Dataset entries
+ + + +
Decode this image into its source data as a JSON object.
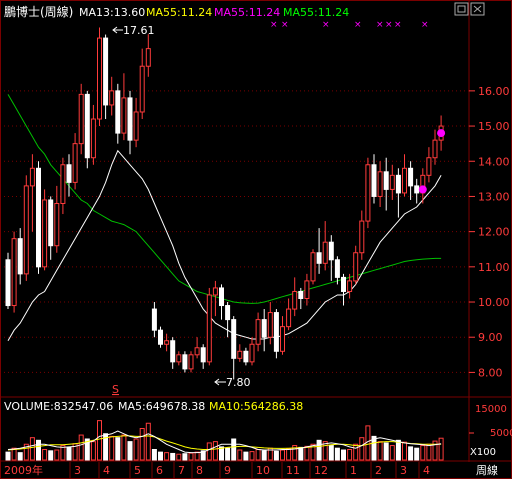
{
  "header": {
    "title": "鵬博士(周線)",
    "ma_items": [
      {
        "label": "MA13:13.60",
        "color": "#ffffff"
      },
      {
        "label": "MA55:11.24",
        "color": "#ffff00"
      },
      {
        "label": "MA55:11.24",
        "color": "#ff00ff"
      },
      {
        "label": "MA55:11.24",
        "color": "#00ff00"
      }
    ]
  },
  "price_axis": {
    "ticks": [
      "16.00",
      "15.00",
      "14.00",
      "13.00",
      "12.00",
      "11.00",
      "10.00",
      "9.00",
      "8.00"
    ]
  },
  "annotations": {
    "high": "17.61",
    "low": "7.80",
    "marker": "S"
  },
  "volume_header": {
    "volume": "VOLUME:832547.06",
    "ma5": "MA5:649678.38",
    "ma10": "MA10:564286.38"
  },
  "volume_axis": {
    "ticks": [
      "15000",
      "5000"
    ],
    "unit": "X100"
  },
  "time_axis": {
    "labels": [
      "2009年",
      "3",
      "4",
      "5",
      "6",
      "7",
      "8",
      "9",
      "10",
      "11",
      "12",
      "1",
      "2",
      "3",
      "4"
    ],
    "period": "周線"
  },
  "colors": {
    "up": "#ff3b3b",
    "down": "#ffffff",
    "ma_short": "#ffffff",
    "ma_long": "#00c000",
    "grid": "#7a0000",
    "axis_text": "#ff3b3b",
    "marker": "#ff00ff",
    "ma5_vol": "#ffffff",
    "ma10_vol": "#ffff00"
  },
  "chart_data": {
    "type": "candlestick",
    "ylim": [
      7.5,
      17.9
    ],
    "candles": [
      [
        11.2,
        9.9,
        9.8,
        11.4
      ],
      [
        9.9,
        11.8,
        9.7,
        12.0
      ],
      [
        11.8,
        10.8,
        10.5,
        12.1
      ],
      [
        10.8,
        13.3,
        10.6,
        13.6
      ],
      [
        13.3,
        13.8,
        12.0,
        14.2
      ],
      [
        13.8,
        11.0,
        10.8,
        14.0
      ],
      [
        11.0,
        12.9,
        10.9,
        13.2
      ],
      [
        12.9,
        11.6,
        11.2,
        13.0
      ],
      [
        11.6,
        12.8,
        11.4,
        13.3
      ],
      [
        12.8,
        13.9,
        12.5,
        14.1
      ],
      [
        13.9,
        13.4,
        13.0,
        14.2
      ],
      [
        13.4,
        14.5,
        13.2,
        14.8
      ],
      [
        14.5,
        15.9,
        14.2,
        16.2
      ],
      [
        15.9,
        14.1,
        13.8,
        16.0
      ],
      [
        14.1,
        15.2,
        13.9,
        15.6
      ],
      [
        15.2,
        17.5,
        15.0,
        17.8
      ],
      [
        17.5,
        15.6,
        15.2,
        17.6
      ],
      [
        15.6,
        16.0,
        15.3,
        16.4
      ],
      [
        16.0,
        14.8,
        14.5,
        16.2
      ],
      [
        14.8,
        15.8,
        14.6,
        16.5
      ],
      [
        15.8,
        14.6,
        14.2,
        16.0
      ],
      [
        14.6,
        15.4,
        14.4,
        15.8
      ],
      [
        15.4,
        16.7,
        15.2,
        17.2
      ],
      [
        16.7,
        17.2,
        16.4,
        17.61
      ],
      [
        9.8,
        9.2,
        9.0,
        10.0
      ],
      [
        9.2,
        8.8,
        8.7,
        9.3
      ],
      [
        8.8,
        8.9,
        8.6,
        9.1
      ],
      [
        8.9,
        8.3,
        8.1,
        9.0
      ],
      [
        8.3,
        8.5,
        8.2,
        8.6
      ],
      [
        8.5,
        8.1,
        8.0,
        8.6
      ],
      [
        8.1,
        8.5,
        8.0,
        8.6
      ],
      [
        8.5,
        8.7,
        8.4,
        9.0
      ],
      [
        8.7,
        8.3,
        8.1,
        8.8
      ],
      [
        8.3,
        10.2,
        8.2,
        10.4
      ],
      [
        10.2,
        10.4,
        9.6,
        10.6
      ],
      [
        10.4,
        9.9,
        9.5,
        10.5
      ],
      [
        9.9,
        9.5,
        9.0,
        10.0
      ],
      [
        9.5,
        8.4,
        7.8,
        9.6
      ],
      [
        8.4,
        8.6,
        8.3,
        8.8
      ],
      [
        8.6,
        8.3,
        8.2,
        8.7
      ],
      [
        8.3,
        8.8,
        8.2,
        9.0
      ],
      [
        8.8,
        9.5,
        8.6,
        9.7
      ],
      [
        9.5,
        9.0,
        8.6,
        9.8
      ],
      [
        9.0,
        9.7,
        8.8,
        10.0
      ],
      [
        9.7,
        8.6,
        8.4,
        9.8
      ],
      [
        8.6,
        9.3,
        8.5,
        9.6
      ],
      [
        9.3,
        9.8,
        9.2,
        10.1
      ],
      [
        9.8,
        10.3,
        9.6,
        10.7
      ],
      [
        10.3,
        10.1,
        9.8,
        10.4
      ],
      [
        10.1,
        10.6,
        9.9,
        10.8
      ],
      [
        10.6,
        11.4,
        10.5,
        11.5
      ],
      [
        11.4,
        11.1,
        10.8,
        12.1
      ],
      [
        11.1,
        11.7,
        10.9,
        12.3
      ],
      [
        11.7,
        11.2,
        10.6,
        11.9
      ],
      [
        11.2,
        10.7,
        10.5,
        11.3
      ],
      [
        10.7,
        10.3,
        9.9,
        10.8
      ],
      [
        10.3,
        10.6,
        10.1,
        10.8
      ],
      [
        10.6,
        11.4,
        10.5,
        11.6
      ],
      [
        11.4,
        12.3,
        11.2,
        12.6
      ],
      [
        12.3,
        13.9,
        12.1,
        14.1
      ],
      [
        13.9,
        13.0,
        12.8,
        14.2
      ],
      [
        13.0,
        13.7,
        12.7,
        14.0
      ],
      [
        13.7,
        13.2,
        12.6,
        14.1
      ],
      [
        13.2,
        13.6,
        12.9,
        13.9
      ],
      [
        13.6,
        13.1,
        12.4,
        13.8
      ],
      [
        13.1,
        13.8,
        13.0,
        14.2
      ],
      [
        13.8,
        13.3,
        12.9,
        14.0
      ],
      [
        13.3,
        13.1,
        12.8,
        13.5
      ],
      [
        13.1,
        13.6,
        12.8,
        13.8
      ],
      [
        13.6,
        14.1,
        13.4,
        14.4
      ],
      [
        14.1,
        14.6,
        13.9,
        14.9
      ],
      [
        14.6,
        15.0,
        14.3,
        15.3
      ]
    ],
    "volume": [
      30,
      45,
      28,
      60,
      85,
      75,
      40,
      35,
      38,
      55,
      48,
      62,
      95,
      80,
      70,
      150,
      100,
      90,
      85,
      95,
      70,
      80,
      120,
      140,
      40,
      30,
      28,
      25,
      22,
      24,
      26,
      30,
      35,
      65,
      70,
      50,
      45,
      80,
      38,
      30,
      32,
      40,
      35,
      45,
      33,
      38,
      42,
      55,
      48,
      52,
      60,
      75,
      70,
      55,
      45,
      38,
      40,
      60,
      85,
      130,
      90,
      70,
      65,
      55,
      75,
      68,
      50,
      45,
      55,
      60,
      72,
      83
    ],
    "ma13": [
      8.9,
      9.2,
      9.4,
      9.7,
      10.0,
      10.2,
      10.3,
      10.6,
      10.9,
      11.2,
      11.5,
      11.8,
      12.1,
      12.4,
      12.7,
      13.0,
      13.4,
      13.9,
      14.3,
      14.1,
      13.9,
      13.7,
      13.5,
      13.2,
      12.8,
      12.4,
      12.0,
      11.6,
      11.1,
      10.7,
      10.4,
      10.1,
      9.8,
      9.6,
      9.4,
      9.3,
      9.2,
      9.1,
      9.05,
      9.0,
      8.95,
      8.95,
      8.95,
      9.0,
      9.0,
      9.05,
      9.1,
      9.2,
      9.3,
      9.4,
      9.6,
      9.8,
      10.0,
      10.1,
      10.2,
      10.2,
      10.3,
      10.5,
      10.8,
      11.1,
      11.4,
      11.7,
      11.9,
      12.1,
      12.3,
      12.5,
      12.6,
      12.7,
      12.9,
      13.1,
      13.3,
      13.6
    ],
    "ma55": [
      15.9,
      15.6,
      15.3,
      15.0,
      14.7,
      14.4,
      14.2,
      13.9,
      13.7,
      13.5,
      13.3,
      13.1,
      12.9,
      12.8,
      12.6,
      12.5,
      12.4,
      12.3,
      12.25,
      12.2,
      12.1,
      12.0,
      11.8,
      11.6,
      11.4,
      11.2,
      11.0,
      10.8,
      10.6,
      10.5,
      10.4,
      10.3,
      10.25,
      10.2,
      10.15,
      10.1,
      10.05,
      10.0,
      9.98,
      9.97,
      9.96,
      9.97,
      10.0,
      10.05,
      10.1,
      10.15,
      10.2,
      10.25,
      10.3,
      10.35,
      10.4,
      10.45,
      10.5,
      10.55,
      10.6,
      10.65,
      10.7,
      10.75,
      10.8,
      10.85,
      10.9,
      10.95,
      11.0,
      11.05,
      11.1,
      11.15,
      11.18,
      11.2,
      11.22,
      11.23,
      11.24,
      11.24
    ],
    "vol_ma5": [
      40,
      42,
      45,
      50,
      55,
      60,
      60,
      55,
      50,
      48,
      50,
      52,
      58,
      66,
      72,
      90,
      95,
      100,
      110,
      100,
      90,
      85,
      90,
      100,
      90,
      75,
      60,
      50,
      40,
      30,
      28,
      28,
      30,
      40,
      50,
      60,
      60,
      60,
      60,
      55,
      48,
      40,
      38,
      38,
      38,
      40,
      40,
      42,
      45,
      50,
      55,
      58,
      62,
      65,
      62,
      58,
      50,
      45,
      55,
      70,
      80,
      85,
      80,
      75,
      70,
      65,
      62,
      60,
      58,
      55,
      58,
      62
    ],
    "vol_ma10": [
      38,
      40,
      42,
      45,
      48,
      52,
      55,
      58,
      58,
      58,
      60,
      62,
      65,
      70,
      75,
      80,
      85,
      88,
      90,
      92,
      92,
      90,
      90,
      92,
      88,
      80,
      72,
      65,
      58,
      50,
      45,
      42,
      40,
      40,
      42,
      45,
      48,
      50,
      52,
      52,
      50,
      48,
      46,
      45,
      44,
      44,
      45,
      46,
      47,
      48,
      50,
      52,
      55,
      58,
      60,
      60,
      58,
      55,
      55,
      60,
      65,
      68,
      70,
      70,
      68,
      65,
      63,
      62,
      60,
      60,
      60,
      60
    ],
    "markers": [
      {
        "index": 68,
        "price": 13.2
      },
      {
        "index": 71,
        "price": 14.8
      }
    ]
  }
}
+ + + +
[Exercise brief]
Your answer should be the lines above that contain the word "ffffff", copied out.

[Solution below]
        "color": "#ffffff"
    "down": "#ffffff",
    "ma_short": "#ffffff",
    "ma5_vol": "#ffffff",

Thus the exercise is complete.